BEGIN

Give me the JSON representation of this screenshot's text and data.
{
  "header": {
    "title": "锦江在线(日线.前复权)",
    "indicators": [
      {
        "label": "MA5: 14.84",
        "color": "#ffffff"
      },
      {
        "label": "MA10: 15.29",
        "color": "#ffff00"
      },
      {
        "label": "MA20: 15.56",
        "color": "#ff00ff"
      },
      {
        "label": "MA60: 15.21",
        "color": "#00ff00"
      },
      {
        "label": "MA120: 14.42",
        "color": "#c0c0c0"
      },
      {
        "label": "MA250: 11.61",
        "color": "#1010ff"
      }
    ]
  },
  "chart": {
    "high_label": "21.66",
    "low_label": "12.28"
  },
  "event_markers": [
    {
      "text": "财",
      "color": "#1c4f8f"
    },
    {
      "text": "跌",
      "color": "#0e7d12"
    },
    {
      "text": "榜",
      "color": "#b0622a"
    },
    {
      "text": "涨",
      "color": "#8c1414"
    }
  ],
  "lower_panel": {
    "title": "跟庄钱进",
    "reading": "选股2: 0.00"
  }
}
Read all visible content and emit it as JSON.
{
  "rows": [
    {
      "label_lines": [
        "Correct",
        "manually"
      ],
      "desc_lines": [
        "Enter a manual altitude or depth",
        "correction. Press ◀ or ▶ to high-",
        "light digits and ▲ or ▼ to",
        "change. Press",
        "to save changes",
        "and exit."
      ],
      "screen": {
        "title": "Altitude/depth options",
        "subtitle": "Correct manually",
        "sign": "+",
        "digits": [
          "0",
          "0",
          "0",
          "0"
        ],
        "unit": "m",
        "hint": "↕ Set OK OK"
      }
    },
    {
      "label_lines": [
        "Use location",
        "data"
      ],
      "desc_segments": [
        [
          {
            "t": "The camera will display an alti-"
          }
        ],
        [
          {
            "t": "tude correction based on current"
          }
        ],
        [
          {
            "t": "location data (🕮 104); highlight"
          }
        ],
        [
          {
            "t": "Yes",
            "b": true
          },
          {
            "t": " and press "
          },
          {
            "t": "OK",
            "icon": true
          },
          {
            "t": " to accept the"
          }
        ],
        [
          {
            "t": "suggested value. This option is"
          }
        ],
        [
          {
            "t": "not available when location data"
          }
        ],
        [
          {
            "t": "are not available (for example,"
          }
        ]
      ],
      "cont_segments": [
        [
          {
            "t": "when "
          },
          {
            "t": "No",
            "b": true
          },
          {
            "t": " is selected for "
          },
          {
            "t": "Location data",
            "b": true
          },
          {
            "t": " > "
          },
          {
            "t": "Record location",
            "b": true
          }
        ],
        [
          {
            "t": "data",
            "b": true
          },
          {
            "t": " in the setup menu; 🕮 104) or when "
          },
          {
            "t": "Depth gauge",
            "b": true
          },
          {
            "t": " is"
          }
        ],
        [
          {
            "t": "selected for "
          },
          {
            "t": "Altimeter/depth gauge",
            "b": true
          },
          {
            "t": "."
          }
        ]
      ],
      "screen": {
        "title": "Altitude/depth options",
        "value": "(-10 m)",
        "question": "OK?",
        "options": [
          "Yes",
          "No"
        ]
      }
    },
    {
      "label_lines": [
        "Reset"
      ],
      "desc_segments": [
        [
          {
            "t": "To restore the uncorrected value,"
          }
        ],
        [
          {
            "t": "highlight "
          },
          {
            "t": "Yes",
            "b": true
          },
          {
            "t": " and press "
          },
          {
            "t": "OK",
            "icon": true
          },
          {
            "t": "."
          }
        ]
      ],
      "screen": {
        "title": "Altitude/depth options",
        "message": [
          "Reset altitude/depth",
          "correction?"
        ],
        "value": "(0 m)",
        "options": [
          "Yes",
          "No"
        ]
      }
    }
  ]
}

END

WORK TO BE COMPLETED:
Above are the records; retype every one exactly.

OUTPUT OF THE TASK:
Give me the JSON representation of this screenshot's text and data.
{
  "header": {
    "title": "锦江在线(日线.前复权)",
    "indicators": [
      {
        "label": "MA5: 14.84",
        "color": "#ffffff"
      },
      {
        "label": "MA10: 15.29",
        "color": "#ffff00"
      },
      {
        "label": "MA20: 15.56",
        "color": "#ff00ff"
      },
      {
        "label": "MA60: 15.21",
        "color": "#00ff00"
      },
      {
        "label": "MA120: 14.42",
        "color": "#c0c0c0"
      },
      {
        "label": "MA250: 11.61",
        "color": "#1010ff"
      }
    ]
  },
  "chart": {
    "high_label": "21.66",
    "low_label": "12.28"
  },
  "event_markers": [
    {
      "text": "财",
      "color": "#1c4f8f"
    },
    {
      "text": "跌",
      "color": "#0e7d12"
    },
    {
      "text": "榜",
      "color": "#b0622a"
    },
    {
      "text": "涨",
      "color": "#8c1414"
    }
  ],
  "lower_panel": {
    "title": "跟庄钱进",
    "reading": "选股2: 0.00"
  }
}
Read all visible content and emit it as JSON.
{
  "rows": [
    {
      "label_lines": [
        "Correct",
        "manually"
      ],
      "desc_lines": [
        "Enter a manual altitude or depth",
        "correction. Press ◀ or ▶ to high-",
        "light digits and ▲ or ▼ to",
        "change. Press",
        "to save changes",
        "and exit."
      ],
      "screen": {
        "title": "Altitude/depth options",
        "subtitle": "Correct manually",
        "sign": "+",
        "digits": [
          "0",
          "0",
          "0",
          "0"
        ],
        "unit": "m",
        "hint": "↕ Set OK OK"
      }
    },
    {
      "label_lines": [
        "Use location",
        "data"
      ],
      "desc_segments": [
        [
          {
            "t": "The camera will display an alti-"
          }
        ],
        [
          {
            "t": "tude correction based on current"
          }
        ],
        [
          {
            "t": "location data (🕮 104); highlight"
          }
        ],
        [
          {
            "t": "Yes",
            "b": true
          },
          {
            "t": " and press "
          },
          {
            "t": "OK",
            "icon": true
          },
          {
            "t": " to accept the"
          }
        ],
        [
          {
            "t": "suggested value. This option is"
          }
        ],
        [
          {
            "t": "not available when location data"
          }
        ],
        [
          {
            "t": "are not available (for example,"
          }
        ]
      ],
      "cont_segments": [
        [
          {
            "t": "when "
          },
          {
            "t": "No",
            "b": true
          },
          {
            "t": " is selected for "
          },
          {
            "t": "Location data",
            "b": true
          },
          {
            "t": " > "
          },
          {
            "t": "Record location",
            "b": true
          }
        ],
        [
          {
            "t": "data",
            "b": true
          },
          {
            "t": " in the setup menu; 🕮 104) or when "
          },
          {
            "t": "Depth gauge",
            "b": true
          },
          {
            "t": " is"
          }
        ],
        [
          {
            "t": "selected for "
          },
          {
            "t": "Altimeter/depth gauge",
            "b": true
          },
          {
            "t": "."
          }
        ]
      ],
      "screen": {
        "title": "Altitude/depth options",
        "value": "(-10 m)",
        "question": "OK?",
        "options": [
          "Yes",
          "No"
        ]
      }
    },
    {
      "label_lines": [
        "Reset"
      ],
      "desc_segments": [
        [
          {
            "t": "To restore the uncorrected value,"
          }
        ],
        [
          {
            "t": "highlight "
          },
          {
            "t": "Yes",
            "b": true
          },
          {
            "t": " and press "
          },
          {
            "t": "OK",
            "icon": true
          },
          {
            "t": "."
          }
        ]
      ],
      "screen": {
        "title": "Altitude/depth options",
        "message": [
          "Reset altitude/depth",
          "correction?"
        ],
        "value": "(0 m)",
        "options": [
          "Yes",
          "No"
        ]
      }
    }
  ]
}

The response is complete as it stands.